Three other features are running in March. Jesse Liberty (best Fourth of July name ever, by the way) is back with his feature "Windows Phone Data Binding," which is about, well, Windows Phone data binding. Liberty shows how developers can use data binding to manage relationships between controls and views and the data they display. Definitely worth a read. And keep an eye out for "New Concurrency Features in Visual C++ 11," by Diego Dagum (yes, the very same Diego Dagum who served as Editorial Director of MSDN Magazine through 2011). Dagum dives into the powerful new parallel execution capabilities of C++11 and how they are surfaced in Microsoft's Visual C++ 11 IDE. Finally, we can't go an issue without our monthly hit of HTML5. Andrey Markeev writes "Adding HTML5 Drag and Drop to SharePoint Lists," which shows how to use the powerful and flexible XsltListViewWebPart tool to bring rich, drag-and-drop support to SharePoint 2010.

You'll be glad to know that we used our extra day of February to browbeat our columnists into producing top flight tutorials and commentary. Dino Esposito knocks out a Cutting Edge column titled "Build a Progress Bar with SignalR," which explores the SignalR library and jQuery plug-in from the Microsoft ASP.NET team.

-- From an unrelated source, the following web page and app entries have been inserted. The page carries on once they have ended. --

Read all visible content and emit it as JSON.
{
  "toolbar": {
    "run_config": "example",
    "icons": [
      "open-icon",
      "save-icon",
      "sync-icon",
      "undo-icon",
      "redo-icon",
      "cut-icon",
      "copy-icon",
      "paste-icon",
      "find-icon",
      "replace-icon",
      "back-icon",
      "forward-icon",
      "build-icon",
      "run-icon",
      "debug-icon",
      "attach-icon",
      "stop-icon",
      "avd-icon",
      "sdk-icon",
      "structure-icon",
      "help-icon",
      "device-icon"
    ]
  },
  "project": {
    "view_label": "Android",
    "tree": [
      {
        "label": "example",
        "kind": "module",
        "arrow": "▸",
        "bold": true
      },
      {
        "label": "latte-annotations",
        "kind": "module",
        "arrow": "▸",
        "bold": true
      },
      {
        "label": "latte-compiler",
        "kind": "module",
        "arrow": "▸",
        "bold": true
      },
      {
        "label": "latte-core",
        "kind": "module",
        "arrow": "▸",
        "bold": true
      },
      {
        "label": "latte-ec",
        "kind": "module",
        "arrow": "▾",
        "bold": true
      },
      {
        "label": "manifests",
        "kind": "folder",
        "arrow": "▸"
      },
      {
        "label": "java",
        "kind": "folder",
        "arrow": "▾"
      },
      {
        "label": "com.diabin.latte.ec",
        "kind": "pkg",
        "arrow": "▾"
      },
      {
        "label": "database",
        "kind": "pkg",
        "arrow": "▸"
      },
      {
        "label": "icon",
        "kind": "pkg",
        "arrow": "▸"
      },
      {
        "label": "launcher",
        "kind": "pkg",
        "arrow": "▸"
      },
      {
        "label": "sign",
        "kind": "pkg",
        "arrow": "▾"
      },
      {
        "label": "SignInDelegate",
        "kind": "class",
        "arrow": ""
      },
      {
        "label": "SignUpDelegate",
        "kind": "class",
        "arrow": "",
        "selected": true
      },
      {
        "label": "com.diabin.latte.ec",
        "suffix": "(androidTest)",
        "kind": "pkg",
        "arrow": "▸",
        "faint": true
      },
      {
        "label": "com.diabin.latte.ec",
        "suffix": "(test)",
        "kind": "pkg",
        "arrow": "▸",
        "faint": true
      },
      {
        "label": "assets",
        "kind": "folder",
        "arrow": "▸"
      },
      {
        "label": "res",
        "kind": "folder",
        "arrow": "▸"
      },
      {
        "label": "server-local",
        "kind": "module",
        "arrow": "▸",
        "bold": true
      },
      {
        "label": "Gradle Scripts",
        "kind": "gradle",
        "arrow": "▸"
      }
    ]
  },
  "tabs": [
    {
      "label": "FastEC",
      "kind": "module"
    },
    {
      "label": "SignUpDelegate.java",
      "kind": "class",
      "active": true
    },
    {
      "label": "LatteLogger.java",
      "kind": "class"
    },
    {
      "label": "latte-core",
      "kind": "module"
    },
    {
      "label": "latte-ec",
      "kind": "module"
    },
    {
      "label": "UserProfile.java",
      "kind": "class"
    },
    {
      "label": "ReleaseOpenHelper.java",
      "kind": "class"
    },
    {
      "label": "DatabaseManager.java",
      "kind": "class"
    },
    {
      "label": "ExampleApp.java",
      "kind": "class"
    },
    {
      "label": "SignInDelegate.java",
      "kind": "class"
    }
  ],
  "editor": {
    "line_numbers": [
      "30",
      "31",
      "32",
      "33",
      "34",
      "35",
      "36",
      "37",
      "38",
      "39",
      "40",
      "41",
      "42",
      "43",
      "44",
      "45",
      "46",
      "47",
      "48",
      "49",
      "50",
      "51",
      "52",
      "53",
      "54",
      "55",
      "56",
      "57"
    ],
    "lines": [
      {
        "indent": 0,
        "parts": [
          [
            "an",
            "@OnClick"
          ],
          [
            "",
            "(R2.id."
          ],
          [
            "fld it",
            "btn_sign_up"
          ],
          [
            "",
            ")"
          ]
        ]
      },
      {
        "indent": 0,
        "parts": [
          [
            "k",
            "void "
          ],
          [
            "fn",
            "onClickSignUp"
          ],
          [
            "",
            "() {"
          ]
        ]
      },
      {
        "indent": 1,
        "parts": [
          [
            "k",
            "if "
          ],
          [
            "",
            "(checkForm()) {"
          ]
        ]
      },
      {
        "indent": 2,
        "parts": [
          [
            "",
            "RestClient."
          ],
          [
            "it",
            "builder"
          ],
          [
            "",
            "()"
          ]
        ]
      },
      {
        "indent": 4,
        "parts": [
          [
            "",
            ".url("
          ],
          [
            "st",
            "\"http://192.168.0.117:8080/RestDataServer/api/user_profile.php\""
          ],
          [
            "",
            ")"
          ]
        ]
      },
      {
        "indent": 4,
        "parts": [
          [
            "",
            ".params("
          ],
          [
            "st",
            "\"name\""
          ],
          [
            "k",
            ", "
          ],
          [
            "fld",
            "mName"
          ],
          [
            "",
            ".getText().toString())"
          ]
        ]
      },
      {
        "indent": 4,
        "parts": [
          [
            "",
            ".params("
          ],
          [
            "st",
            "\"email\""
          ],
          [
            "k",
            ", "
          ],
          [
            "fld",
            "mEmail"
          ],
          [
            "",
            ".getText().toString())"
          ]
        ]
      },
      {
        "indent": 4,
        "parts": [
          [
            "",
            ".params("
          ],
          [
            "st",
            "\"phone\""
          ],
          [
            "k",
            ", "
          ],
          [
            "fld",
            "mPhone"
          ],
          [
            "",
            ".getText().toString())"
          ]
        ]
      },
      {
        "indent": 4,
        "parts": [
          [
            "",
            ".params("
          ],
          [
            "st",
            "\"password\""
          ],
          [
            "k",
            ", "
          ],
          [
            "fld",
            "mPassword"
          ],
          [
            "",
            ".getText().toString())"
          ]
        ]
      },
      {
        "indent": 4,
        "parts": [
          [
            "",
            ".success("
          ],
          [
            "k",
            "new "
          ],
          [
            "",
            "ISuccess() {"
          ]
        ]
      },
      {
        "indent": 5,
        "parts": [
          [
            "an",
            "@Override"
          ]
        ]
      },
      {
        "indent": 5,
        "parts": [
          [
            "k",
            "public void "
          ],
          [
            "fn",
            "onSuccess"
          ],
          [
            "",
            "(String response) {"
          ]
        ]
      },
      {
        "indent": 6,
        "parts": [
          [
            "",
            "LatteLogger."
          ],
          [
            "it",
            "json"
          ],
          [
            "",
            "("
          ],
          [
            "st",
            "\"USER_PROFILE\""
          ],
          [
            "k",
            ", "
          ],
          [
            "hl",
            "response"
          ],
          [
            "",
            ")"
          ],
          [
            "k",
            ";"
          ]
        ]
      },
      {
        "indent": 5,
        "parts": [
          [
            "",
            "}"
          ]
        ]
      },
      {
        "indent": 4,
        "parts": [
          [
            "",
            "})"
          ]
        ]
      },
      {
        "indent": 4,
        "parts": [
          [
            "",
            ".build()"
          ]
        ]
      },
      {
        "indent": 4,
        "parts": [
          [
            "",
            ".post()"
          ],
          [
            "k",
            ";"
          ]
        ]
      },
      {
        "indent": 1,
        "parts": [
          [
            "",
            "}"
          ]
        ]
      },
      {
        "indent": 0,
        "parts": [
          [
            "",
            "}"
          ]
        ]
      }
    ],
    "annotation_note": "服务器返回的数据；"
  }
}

As Esposito puts it: "SignalR is an integrated client-and-server library that enables browser-based clients and ASP.NET-based server components to have a bidirectional and multistep conversation." This could be good.

Julie Lerman is on board with her Data Points column, titled "Entity Framework Code First and DbContext FAQs." This is one of those Q&A deals that can cover a lot of ground fast. Definitely recommended. Oh, and if you liked the March Data Points column, you might want to check out Lerman's latest book, Programming Entity Framework: DbContext from O’Reilly Media. Lerman says you can find it here.

The front of the book closes with Joseph Fultz' Forecast: Cloudy column titled "Exploring Cloud Architecture," which looks at key issues developers face when designing a cloud software solution for an existing enterprise. Writes Fultz of the challenge: "The real trick to designing a cloud solution is to take an ideal solution and make the design efficient while still including cost efficiency."

On the backside of March we have Ted Neward revealing part two in his three-part column series on the Tropo cloud-hosted, voice-and-SMS service. Here he is conjuring up an F#-flavored version of the old ELIZA input-response processor. Charles Petzold, meanwhile, continues to dive into the impressive audio talents of Windows Phone, with his Touch and Go column titled "Streaming Audio in Windows Phone." He looks at some of the unique challenges involved in handling streaming audio, particularly when it comes to streaming in the background.

Last month we saw John Papa's inaugural Client Insight column, where he introduced us to the KnockOut JavaScript library, which can greatly simplify the "push and pull plumbing" around data. In this month's installment, "Knockout’s Built-in Bindings for HTML and JavaScript," Papa shows how built-in bindings in KnockOut let developers bind to both the properties and methods of the view model.

Every issue we let David Platt get the last word, and leap year or not, March is no exception. This month's Don’t Get Me Started column, "Touch, Not the Mouse," gets after developers for over-emphasizing touch interfaces, and urges application designers to think before they start committing to untenable UI models.

Finally, James McCaffrey and his Test Run column are taking the month off. McCaffrey will be back in April with a column on Bacterial Foraging Optimization. I am not making this up.

What do you want to see covered in the pages of MSDN Magazine? Let us know!